*** Opening PROVIDED DATA ***
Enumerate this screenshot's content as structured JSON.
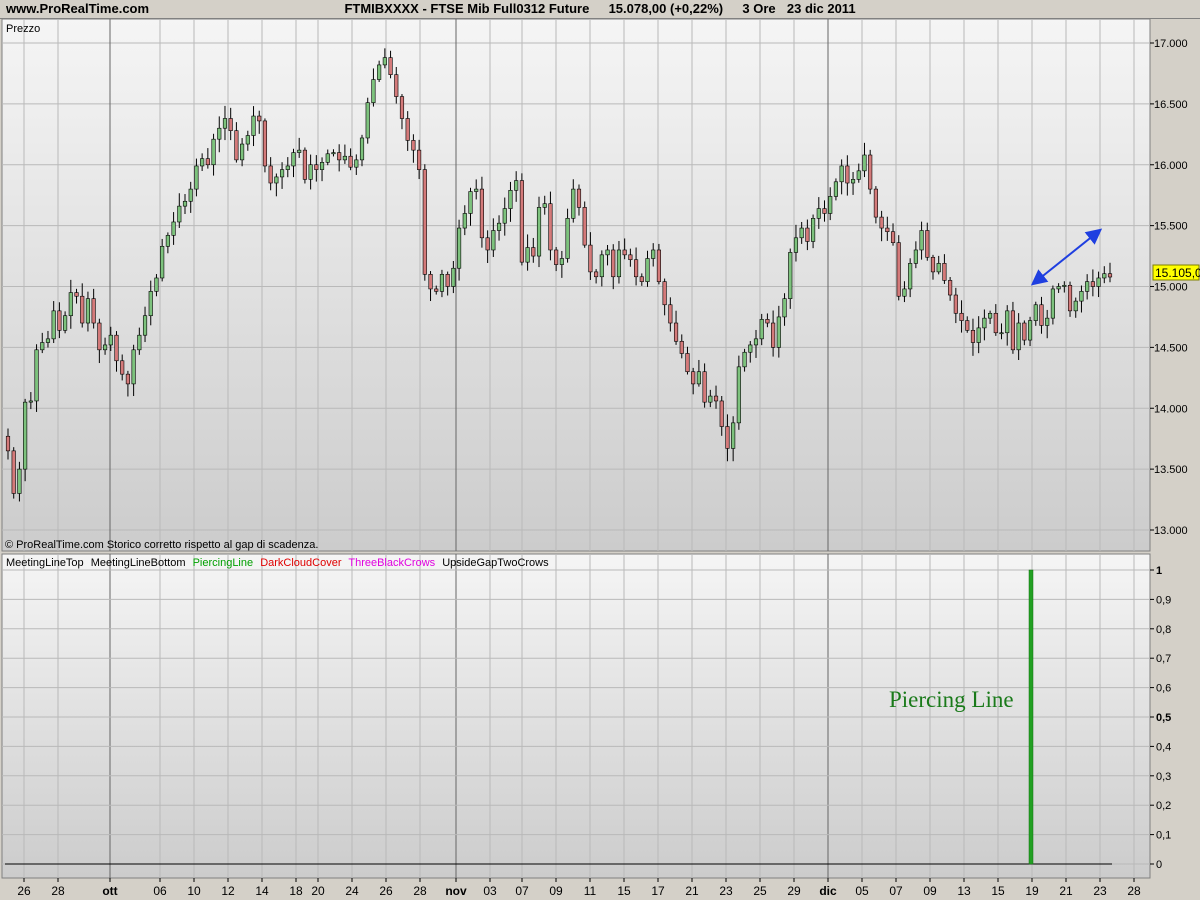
{
  "header": {
    "site": "www.ProRealTime.com",
    "title": "FTMIBXXXX - FTSE Mib Full0312 Future",
    "quote": "15.078,00 (+0,22%)",
    "timeframe": "3 Ore",
    "date": "23 dic 2011"
  },
  "price_panel": {
    "label": "Prezzo",
    "footnote": "© ProRealTime.com  Storico corretto rispetto al gap di scadenza.",
    "last_price_tag": "15.105,0"
  },
  "indicator_panel": {
    "legend": [
      {
        "text": "MeetingLineTop",
        "color": "#000000"
      },
      {
        "text": "MeetingLineBottom",
        "color": "#000000"
      },
      {
        "text": "PiercingLine",
        "color": "#00a000"
      },
      {
        "text": "DarkCloudCover",
        "color": "#e00000"
      },
      {
        "text": "ThreeBlackCrows",
        "color": "#e000e0"
      },
      {
        "text": "UpsideGapTwoCrows",
        "color": "#000000"
      }
    ],
    "annotation": "Piercing Line"
  },
  "colors": {
    "up_candle": "#7dc27d",
    "down_candle": "#d47a7a",
    "arrow": "#1f3fe0",
    "signal_bar": "#22a022",
    "panel_bg_top": "#f4f4f4",
    "panel_bg_bottom": "#cdcdcd"
  },
  "chart_data": [
    {
      "type": "candlestick",
      "title": "FTMIBXXXX - FTSE Mib Full0312 Future",
      "ylabel": "Prezzo",
      "ylim": [
        12850,
        17050
      ],
      "y_ticks": [
        {
          "v": 13000,
          "label": "13.000"
        },
        {
          "v": 13500,
          "label": "13.500"
        },
        {
          "v": 14000,
          "label": "14.000"
        },
        {
          "v": 14500,
          "label": "14.500"
        },
        {
          "v": 15000,
          "label": "15.000"
        },
        {
          "v": 15500,
          "label": "15.500"
        },
        {
          "v": 16000,
          "label": "16.000"
        },
        {
          "v": 16500,
          "label": "16.500"
        },
        {
          "v": 17000,
          "label": "17.000"
        }
      ],
      "x_ticks": [
        {
          "label": "26"
        },
        {
          "label": "28"
        },
        {
          "label": "ott",
          "bold": true
        },
        {
          "label": "06"
        },
        {
          "label": "10"
        },
        {
          "label": "12"
        },
        {
          "label": "14"
        },
        {
          "label": "18"
        },
        {
          "label": "20"
        },
        {
          "label": "24"
        },
        {
          "label": "26"
        },
        {
          "label": "28"
        },
        {
          "label": "nov",
          "bold": true
        },
        {
          "label": "03"
        },
        {
          "label": "07"
        },
        {
          "label": "09"
        },
        {
          "label": "11"
        },
        {
          "label": "15"
        },
        {
          "label": "17"
        },
        {
          "label": "21"
        },
        {
          "label": "23"
        },
        {
          "label": "25"
        },
        {
          "label": "29"
        },
        {
          "label": "dic",
          "bold": true
        },
        {
          "label": "05"
        },
        {
          "label": "07"
        },
        {
          "label": "09"
        },
        {
          "label": "13"
        },
        {
          "label": "15"
        },
        {
          "label": "19"
        },
        {
          "label": "21"
        },
        {
          "label": "23"
        },
        {
          "label": "28"
        }
      ],
      "closes": [
        13650,
        13300,
        13500,
        14050,
        14060,
        14480,
        14540,
        14570,
        14800,
        14640,
        14760,
        14950,
        14920,
        14700,
        14900,
        14700,
        14480,
        14520,
        14600,
        14390,
        14280,
        14200,
        14480,
        14600,
        14760,
        14960,
        15070,
        15330,
        15420,
        15530,
        15660,
        15700,
        15800,
        15990,
        16050,
        16000,
        16210,
        16300,
        16380,
        16280,
        16040,
        16170,
        16240,
        16400,
        16360,
        15990,
        15850,
        15900,
        15960,
        15990,
        16100,
        16120,
        15880,
        16000,
        15960,
        16020,
        16090,
        16100,
        16040,
        16070,
        15980,
        16040,
        16220,
        16510,
        16700,
        16820,
        16880,
        16740,
        16560,
        16380,
        16200,
        16120,
        15960,
        15100,
        14980,
        14960,
        15100,
        15000,
        15150,
        15480,
        15600,
        15780,
        15800,
        15400,
        15300,
        15460,
        15520,
        15640,
        15790,
        15870,
        15200,
        15320,
        15250,
        15650,
        15680,
        15300,
        15180,
        15230,
        15560,
        15800,
        15650,
        15340,
        15120,
        15080,
        15260,
        15300,
        15080,
        15300,
        15260,
        15220,
        15080,
        15040,
        15230,
        15300,
        15040,
        14850,
        14700,
        14550,
        14450,
        14300,
        14200,
        14300,
        14050,
        14100,
        14060,
        13850,
        13670,
        13880,
        14340,
        14460,
        14520,
        14570,
        14730,
        14700,
        14500,
        14750,
        14900,
        15280,
        15400,
        15480,
        15370,
        15560,
        15640,
        15600,
        15740,
        15860,
        15990,
        15850,
        15880,
        15950,
        16080,
        15800,
        15570,
        15480,
        15450,
        15360,
        14920,
        14980,
        15190,
        15300,
        15460,
        15240,
        15120,
        15190,
        15050,
        14930,
        14780,
        14720,
        14640,
        14540,
        14660,
        14740,
        14780,
        14620,
        14620,
        14800,
        14480,
        14700,
        14560,
        14720,
        14850,
        14680,
        14740,
        14980,
        15000,
        15010,
        14800,
        14880,
        14960,
        15040,
        15000,
        15070,
        15105,
        15078
      ],
      "last": 15078,
      "note": "Closes of the 3-hour candles, read approximately from the chart"
    },
    {
      "type": "bar",
      "title": "MeetingLineTop MeetingLineBottom PiercingLine DarkCloudCover ThreeBlackCrows UpsideGapTwoCrows",
      "ylim": [
        0,
        1
      ],
      "y_ticks": [
        {
          "v": 1,
          "label": "1",
          "bold": true
        },
        {
          "v": 0.9,
          "label": "0,9"
        },
        {
          "v": 0.8,
          "label": "0,8"
        },
        {
          "v": 0.7,
          "label": "0,7"
        },
        {
          "v": 0.6,
          "label": "0,6"
        },
        {
          "v": 0.5,
          "label": "0,5",
          "bold": true
        },
        {
          "v": 0.4,
          "label": "0,4"
        },
        {
          "v": 0.3,
          "label": "0,3"
        },
        {
          "v": 0.2,
          "label": "0,2"
        },
        {
          "v": 0.1,
          "label": "0,1"
        },
        {
          "v": 0,
          "label": "0"
        }
      ],
      "signals": [
        {
          "series": "PiercingLine",
          "date": "19",
          "value": 1
        }
      ]
    }
  ]
}
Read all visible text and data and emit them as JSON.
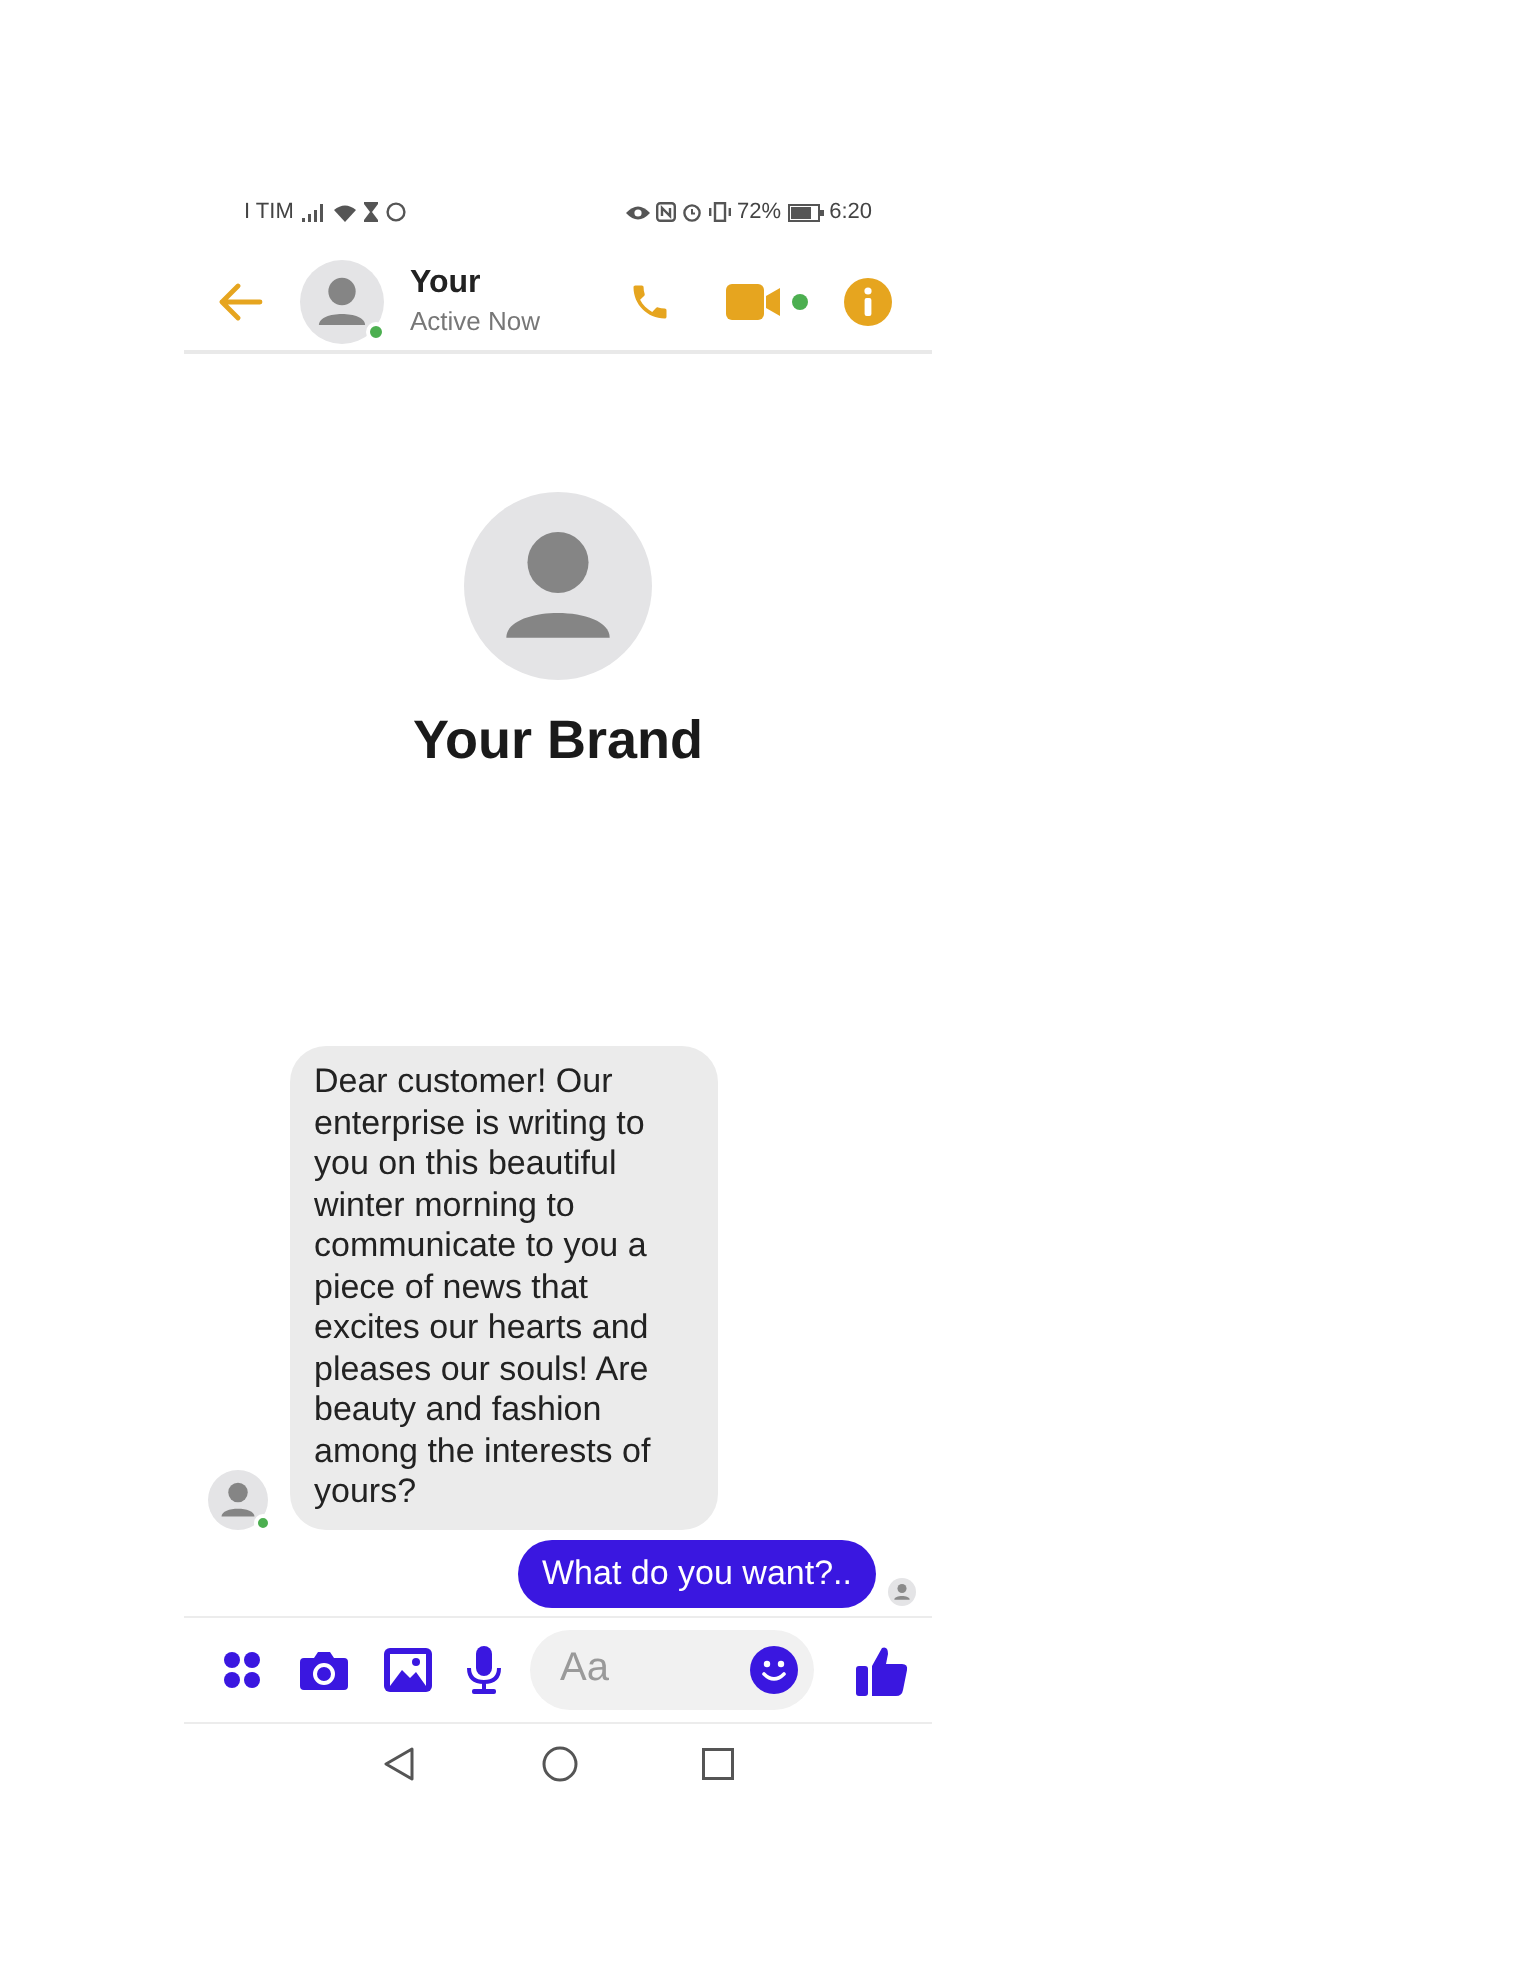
{
  "status_bar": {
    "carrier": "I TIM",
    "battery_percent": "72%",
    "time": "6:20"
  },
  "header": {
    "contact_name": "Your",
    "status": "Active Now",
    "online": true,
    "video_online": true
  },
  "profile": {
    "name": "Your Brand"
  },
  "messages": [
    {
      "kind": "incoming",
      "text": "Dear customer! Our enterprise is writing to you on this beautiful winter morning to communicate to you a piece of news that excites our hearts and pleases our souls! Are beauty and fashion among the interests of yours?",
      "online": true
    },
    {
      "kind": "outgoing",
      "text": "What do you want?..",
      "seen": true
    }
  ],
  "composer": {
    "placeholder": "Aa"
  }
}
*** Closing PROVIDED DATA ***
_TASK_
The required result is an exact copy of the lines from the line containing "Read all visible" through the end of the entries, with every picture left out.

_OUTPUT BELOW_
Read all visible text and data and emit them as JSON.
{
  "status_bar": {
    "carrier": "I TIM",
    "battery_percent": "72%",
    "time": "6:20"
  },
  "header": {
    "contact_name": "Your",
    "status": "Active Now",
    "online": true,
    "video_online": true
  },
  "profile": {
    "name": "Your Brand"
  },
  "messages": [
    {
      "kind": "incoming",
      "text": "Dear customer! Our enterprise is writing to you on this beautiful winter morning to communicate to you a piece of news that excites our hearts and pleases our souls! Are beauty and fashion among the interests of yours?",
      "online": true
    },
    {
      "kind": "outgoing",
      "text": "What do you want?..",
      "seen": true
    }
  ],
  "composer": {
    "placeholder": "Aa"
  }
}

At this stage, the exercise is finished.